Be honest, before this weekend had you ever heard of Y.E. Yang?
I had, but only once. Back on March 7, 2009 when Yang won the Honda Classic tournament by one shot over John Rollins in Palm Beach Gardens, Fla. It was a meaningless win, unless you ask Yang—it was his first on the PGA Tour.
The next day I had all but forgotten Yang's name, and it stayed that way until Saturday. When Yang finished at 6-under and earned a spot in the final group, I recalled that victory while many were left asking, "Y.E. Who?"
Nonetheless, Yang remained an outsider until he reached the 72nd hole Sunday. All afternoon spectators and CBS announcers were left wondering when he would lose it, or when Tiger Woods would be the Tiger of old and blow by the little-known Yang.
That never happened, however, as we all know now. Yang became the first Asian-born player to win a major tournament and the first player to knock off Woods after Eldrick owned a 54-hole lead in a major.
Fourteen times before Woods had led after 54 holes and each one of those 14 times he took home the trophy. In fact, Woods has never trailed after 54 holes in any of his 14 major victories. So, it seemed a foregone conclusion he would take home the Wanamaker Trophy Sunday.
Unfortunately for Woods, his playing partner had other ideas.
Unlike those before him who had averaged four more shots per round when playing with Woods in the final pairing of the final round of a major, Yang stood tall Sunday. He outshot Woods time and again, finishing with a 2-under par 70 to Woods' 75.
Add a crazy eight for Padraig Harrington on the eighth hole Sunday and it adds up to an impressive three-shot victory for the South Korea native.
Yang's win is significant for two reasons: he has proven Asian-born golfers can and will be a threat in any major tournament and he broke Woods' streak of major wins as the frontrunner.
Either one would make for a huge story, but both in one win? Incredible story.
Yang did not just win a major either, he stood toe-to-toe with Woods and outplayed him in the final round of the PGA Championship. On the 72nd hole, when Woods, who sat one shot back, appeared to be in better position on his second shot, Yang hit the shot of his life.
The 37-year-old was unfazed by Woods' position across the fairway. Instead, he stepped up and crushed a hybrid 3-iron over a tree and bunker and within 12 feet of the cup, a shot reminiscent of one of Woods' best shots of his career when he finished 2nd at Hazeltine in the 2002 PGA Championship.

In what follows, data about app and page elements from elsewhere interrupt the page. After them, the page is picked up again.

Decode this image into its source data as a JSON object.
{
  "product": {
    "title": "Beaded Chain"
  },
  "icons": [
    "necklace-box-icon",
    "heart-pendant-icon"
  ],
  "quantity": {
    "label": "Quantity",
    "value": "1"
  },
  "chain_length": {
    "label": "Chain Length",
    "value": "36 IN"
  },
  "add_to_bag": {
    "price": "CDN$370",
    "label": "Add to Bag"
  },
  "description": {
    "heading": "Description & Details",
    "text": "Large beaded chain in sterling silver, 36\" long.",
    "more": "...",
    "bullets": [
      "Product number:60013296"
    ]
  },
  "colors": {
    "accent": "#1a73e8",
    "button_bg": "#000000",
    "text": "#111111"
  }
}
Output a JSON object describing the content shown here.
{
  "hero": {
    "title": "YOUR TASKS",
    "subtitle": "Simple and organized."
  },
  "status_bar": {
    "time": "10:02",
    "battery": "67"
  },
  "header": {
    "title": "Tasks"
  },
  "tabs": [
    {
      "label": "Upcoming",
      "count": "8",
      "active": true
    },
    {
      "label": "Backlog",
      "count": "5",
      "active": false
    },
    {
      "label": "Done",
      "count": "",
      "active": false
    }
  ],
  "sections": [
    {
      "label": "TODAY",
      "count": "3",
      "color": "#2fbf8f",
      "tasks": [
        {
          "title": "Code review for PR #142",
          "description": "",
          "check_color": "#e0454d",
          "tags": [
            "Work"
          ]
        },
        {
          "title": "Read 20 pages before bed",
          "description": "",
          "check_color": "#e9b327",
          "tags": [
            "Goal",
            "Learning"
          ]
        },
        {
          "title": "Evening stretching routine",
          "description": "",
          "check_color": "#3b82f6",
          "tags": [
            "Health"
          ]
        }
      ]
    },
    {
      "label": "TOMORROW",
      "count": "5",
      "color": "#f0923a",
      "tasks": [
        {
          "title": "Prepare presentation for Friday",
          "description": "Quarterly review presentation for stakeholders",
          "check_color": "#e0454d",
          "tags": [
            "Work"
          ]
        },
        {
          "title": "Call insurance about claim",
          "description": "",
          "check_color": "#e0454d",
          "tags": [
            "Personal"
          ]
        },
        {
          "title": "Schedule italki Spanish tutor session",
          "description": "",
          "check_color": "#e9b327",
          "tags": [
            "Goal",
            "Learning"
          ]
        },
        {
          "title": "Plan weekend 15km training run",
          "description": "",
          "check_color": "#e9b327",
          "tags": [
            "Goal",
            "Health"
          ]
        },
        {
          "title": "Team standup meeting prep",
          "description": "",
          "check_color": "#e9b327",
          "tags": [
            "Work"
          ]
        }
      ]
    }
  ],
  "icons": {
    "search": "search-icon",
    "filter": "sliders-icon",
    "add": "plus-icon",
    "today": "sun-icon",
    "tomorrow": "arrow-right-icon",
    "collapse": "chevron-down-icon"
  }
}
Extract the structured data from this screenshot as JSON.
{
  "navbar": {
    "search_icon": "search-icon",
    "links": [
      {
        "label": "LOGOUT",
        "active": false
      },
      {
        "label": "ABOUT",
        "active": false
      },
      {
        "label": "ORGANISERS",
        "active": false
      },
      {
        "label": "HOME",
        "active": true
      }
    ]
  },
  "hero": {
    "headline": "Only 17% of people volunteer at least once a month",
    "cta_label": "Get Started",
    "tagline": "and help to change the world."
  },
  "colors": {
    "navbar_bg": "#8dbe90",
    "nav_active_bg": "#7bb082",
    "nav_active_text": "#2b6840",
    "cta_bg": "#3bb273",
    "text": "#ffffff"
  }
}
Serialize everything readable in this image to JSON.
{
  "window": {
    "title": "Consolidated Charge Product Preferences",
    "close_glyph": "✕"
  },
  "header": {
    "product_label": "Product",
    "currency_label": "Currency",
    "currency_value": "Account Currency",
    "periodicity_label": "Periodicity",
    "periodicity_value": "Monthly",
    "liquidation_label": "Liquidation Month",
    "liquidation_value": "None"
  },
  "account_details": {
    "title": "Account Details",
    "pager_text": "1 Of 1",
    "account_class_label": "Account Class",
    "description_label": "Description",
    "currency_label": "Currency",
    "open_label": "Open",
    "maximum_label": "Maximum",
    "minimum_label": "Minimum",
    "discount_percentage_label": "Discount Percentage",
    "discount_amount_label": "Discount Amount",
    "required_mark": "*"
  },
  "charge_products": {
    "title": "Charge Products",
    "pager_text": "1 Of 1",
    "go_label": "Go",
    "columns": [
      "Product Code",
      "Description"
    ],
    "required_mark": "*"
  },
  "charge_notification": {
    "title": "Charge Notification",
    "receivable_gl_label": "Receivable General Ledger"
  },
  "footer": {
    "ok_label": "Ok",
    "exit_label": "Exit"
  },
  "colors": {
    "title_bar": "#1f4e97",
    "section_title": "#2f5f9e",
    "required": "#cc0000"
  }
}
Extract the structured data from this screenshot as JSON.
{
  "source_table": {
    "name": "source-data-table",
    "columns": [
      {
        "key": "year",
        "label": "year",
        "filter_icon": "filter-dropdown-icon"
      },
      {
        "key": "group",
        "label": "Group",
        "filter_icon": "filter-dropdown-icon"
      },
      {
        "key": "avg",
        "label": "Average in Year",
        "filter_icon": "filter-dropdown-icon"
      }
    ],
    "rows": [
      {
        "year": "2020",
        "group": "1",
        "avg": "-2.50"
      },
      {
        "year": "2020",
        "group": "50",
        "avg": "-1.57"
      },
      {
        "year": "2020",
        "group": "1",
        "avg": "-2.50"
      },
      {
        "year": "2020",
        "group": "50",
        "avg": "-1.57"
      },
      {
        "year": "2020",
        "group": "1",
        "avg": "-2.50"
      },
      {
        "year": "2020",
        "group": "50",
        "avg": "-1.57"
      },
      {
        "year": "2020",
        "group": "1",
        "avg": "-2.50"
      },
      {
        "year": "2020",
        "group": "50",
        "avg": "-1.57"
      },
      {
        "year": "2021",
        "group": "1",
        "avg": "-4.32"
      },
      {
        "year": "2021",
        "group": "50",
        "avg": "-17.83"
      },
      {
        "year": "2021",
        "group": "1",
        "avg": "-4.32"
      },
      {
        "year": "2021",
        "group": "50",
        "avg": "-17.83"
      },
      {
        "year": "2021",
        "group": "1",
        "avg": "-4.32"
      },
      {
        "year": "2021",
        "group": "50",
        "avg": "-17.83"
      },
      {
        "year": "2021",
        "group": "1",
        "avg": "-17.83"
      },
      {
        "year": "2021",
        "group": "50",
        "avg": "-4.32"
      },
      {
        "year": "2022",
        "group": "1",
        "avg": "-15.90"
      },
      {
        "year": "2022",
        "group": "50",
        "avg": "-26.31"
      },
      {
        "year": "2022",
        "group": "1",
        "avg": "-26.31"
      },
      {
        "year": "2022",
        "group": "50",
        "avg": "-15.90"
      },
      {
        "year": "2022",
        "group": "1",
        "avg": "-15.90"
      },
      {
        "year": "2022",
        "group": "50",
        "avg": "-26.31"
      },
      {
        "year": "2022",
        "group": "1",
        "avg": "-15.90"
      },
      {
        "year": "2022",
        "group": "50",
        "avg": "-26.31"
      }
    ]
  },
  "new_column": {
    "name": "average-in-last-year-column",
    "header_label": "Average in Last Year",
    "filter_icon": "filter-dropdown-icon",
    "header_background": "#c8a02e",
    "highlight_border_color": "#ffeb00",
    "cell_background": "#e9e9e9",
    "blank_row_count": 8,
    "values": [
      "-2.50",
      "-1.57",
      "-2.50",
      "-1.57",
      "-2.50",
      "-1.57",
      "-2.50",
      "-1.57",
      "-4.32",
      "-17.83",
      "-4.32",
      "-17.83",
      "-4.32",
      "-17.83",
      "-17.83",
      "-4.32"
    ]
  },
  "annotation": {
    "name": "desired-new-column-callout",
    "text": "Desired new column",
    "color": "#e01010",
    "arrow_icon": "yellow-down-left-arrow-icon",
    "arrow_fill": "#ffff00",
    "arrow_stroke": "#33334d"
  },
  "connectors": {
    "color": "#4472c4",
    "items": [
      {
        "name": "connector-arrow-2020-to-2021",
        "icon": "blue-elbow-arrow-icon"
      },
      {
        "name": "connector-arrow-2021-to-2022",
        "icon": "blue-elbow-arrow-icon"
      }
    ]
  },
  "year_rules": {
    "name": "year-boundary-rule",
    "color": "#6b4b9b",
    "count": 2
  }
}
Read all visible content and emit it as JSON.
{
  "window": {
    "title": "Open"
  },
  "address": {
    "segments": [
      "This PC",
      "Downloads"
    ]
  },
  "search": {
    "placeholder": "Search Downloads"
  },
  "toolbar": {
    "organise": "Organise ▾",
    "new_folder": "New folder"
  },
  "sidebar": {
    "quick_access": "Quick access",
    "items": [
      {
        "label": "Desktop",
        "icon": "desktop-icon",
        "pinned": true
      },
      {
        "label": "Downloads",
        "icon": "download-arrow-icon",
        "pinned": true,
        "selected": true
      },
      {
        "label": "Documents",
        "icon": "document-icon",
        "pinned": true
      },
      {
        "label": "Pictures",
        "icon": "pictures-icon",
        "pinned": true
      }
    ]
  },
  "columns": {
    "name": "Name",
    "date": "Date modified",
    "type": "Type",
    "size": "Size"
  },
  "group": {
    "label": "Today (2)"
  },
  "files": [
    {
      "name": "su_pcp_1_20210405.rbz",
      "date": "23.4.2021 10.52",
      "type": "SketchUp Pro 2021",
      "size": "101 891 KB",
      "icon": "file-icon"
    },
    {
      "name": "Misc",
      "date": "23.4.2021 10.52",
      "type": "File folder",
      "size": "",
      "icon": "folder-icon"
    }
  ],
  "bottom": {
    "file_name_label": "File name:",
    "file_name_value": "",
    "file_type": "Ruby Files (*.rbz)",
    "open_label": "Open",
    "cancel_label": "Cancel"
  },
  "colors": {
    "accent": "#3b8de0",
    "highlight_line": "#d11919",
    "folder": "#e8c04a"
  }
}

Woods, on the other hand, crumbled in the final round of a major for the first time.
Instead of taking control of the tournament and fending off any challengers, he played an overly conservative game, which led to his 3-over par 75, when even par would have at least earned him a playoff against Yang.
Instead of taking his sixth win of the year and avoiding a major-less season, Woods will have to wait until next year's Masters to earn his 15th major championship and continue his march toward Jack Nicklaus' 18th.
And what makes Yang's finish all the more impressive is his not-so-impressive start through 23 holes. After the fifth hole Friday, Yang sat at 5-over par, nine shots behind Woods at 4-under.
Over the last 49 holes, however, the two went in completely different directions. Woods would finish 1-under over that stretch while Yang was an incredible 13-under par en route to a three-shot victory.
All this from a man who took up the game at the age of 19.